- \(\chi_{1 - \alpha / 2, n - 1}^2 = \chi_{0.975, 7}^2 = 1.690\).

\[ \left( \sqrt{\frac{(8 - 1) \cdot 4^2}{16.01}} , \sqrt{\frac{(8 - 1) \cdot 4^2}{1.690}} \right) \]

\[ \boxed{(2.645, 8.141)} \]

**(b)** Construct a 95% confidence lower bound for \(\sigma\).

**Solution:**

\[ \left(\sqrt{\frac{(n - 1) \cdot s^2}{\chi_{\alpha, n - 1}^2}}, \infty \right) \]

- \(n = 8\),
- \(s = 4\),
- \(1 - \alpha = 0.95\), so \(\alpha = 0.05\)
- \(\chi_{\alpha, n - 1}^2 = \chi_{0.05, 7}^2 = 14.07\).

\[ \left( \sqrt{\frac{(8 - 1) \cdot 4^2}{14.07}} , \infty \right) \]

\[ \boxed{(2.82, \infty)} \]

**(c)** Construct a 95% confidence upper bound for \(\sigma\).

**Solution:**

\[ \left(0, \sqrt{\frac{(n - 1) \cdot s^2}{\chi_{1 - \alpha, n - 1}^2}} \right) \]

- \(n = 8\),
- \(s = 4\),
- \(1 - \alpha = 0.95\), so \(1 - \alpha = 0.95\)
- \(\chi_{1 - \alpha, n - 1}^2 = \chi_{0.95, 7}^2 = 2.167\).

\[ \left( 0, \sqrt{\frac{(8 - 1) \cdot 4^2}{2.167}} \right) \]

\[ \boxed{(0, 7.19)} \]

In a comparative study of two new drugs, A and B, 120 patients were treated with drug A and 150 patients with drug B, and the following results were obtained.

**Solution:**

\[ (0.74 - 0.65) \pm 1.96 \sqrt{\frac{(0.74)(1 - 0.74)}{150} + \frac{(0.65)(1 - 0.65)}{120}} \]

\[ \boxed{0.09 \pm 0.11} \text{ or } \boxed{(-0.02, 0.20)} \]

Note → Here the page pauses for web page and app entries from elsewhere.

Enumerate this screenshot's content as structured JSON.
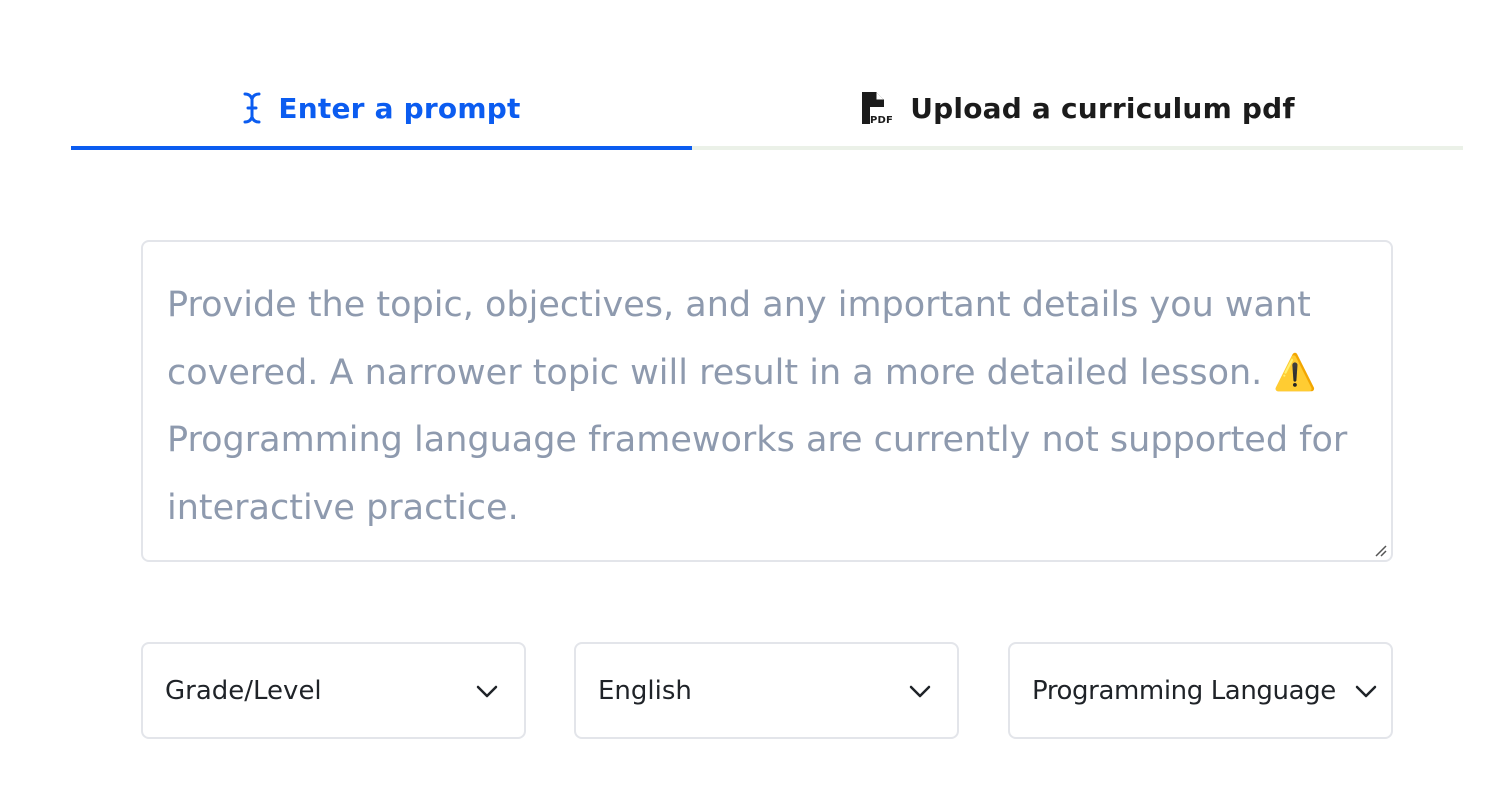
{
  "tabs": [
    {
      "label": "Enter a prompt",
      "icon": "text-cursor-icon",
      "active": true
    },
    {
      "label": "Upload a curriculum pdf",
      "icon": "pdf-file-icon",
      "active": false
    }
  ],
  "prompt": {
    "placeholder": "Provide the topic, objectives, and any important details you want covered. A narrower topic will result in a more detailed lesson. ⚠️ Programming language frameworks are currently not supported for interactive practice.",
    "value": ""
  },
  "selects": {
    "grade": {
      "value": "Grade/Level"
    },
    "language": {
      "value": "English"
    },
    "programming_language": {
      "value": "Programming Language"
    }
  },
  "colors": {
    "accent": "#0b5cf0",
    "placeholder": "#8e9aae",
    "border": "#e3e5ea",
    "tab_track": "#ebf1e8"
  }
}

A national equal employment opportunities committee is conducting an investigation to determine if female employees are as well paid as their male counterparts in comparable jobs. Random samples of 14 males and 11 females in junior academic positions are selected, and the following calculations are obtained from their salary data.

Male | Female | |
---|---|---|

Sample Mean | $48,530 | $47,620 |

Sample Standard Deviation | $780 | $750 |

Assume that the populations are normally distributed with equal variances.

**Solution:**

\[ s_p = \sqrt{s_p^2} = \sqrt{\frac{(14 - 1) \cdot 780^2 + (11 - 1) \cdot 750^2}{14 + 11 - 2}} = \sqrt{588,443.47826} = 767.1 \]

\[ (\bar{x} - \bar{y}) \pm t_{\alpha / 2, n - 1} \cdot s_p \sqrt{\frac{1}{n_1} + \frac{1}{n_2}} \]

\[ df = 14 + 11 - 2 = 23 \]

\[ 1 - \alpha = 0.95, \ \alpha/2 = 0.025 \]

\[ t_{\alpha / 2, n - 1} = t_{0.025, 23} = 2.069 \]

\[ (48530 - 47620) \pm 2.069 \cdot 767.1 \sqrt{\frac{1}{14} + \frac{1}{11}} \]

\[ \boxed{910 \pm 639.47} \text{ or } \boxed{(270.53, 1549.47)} \]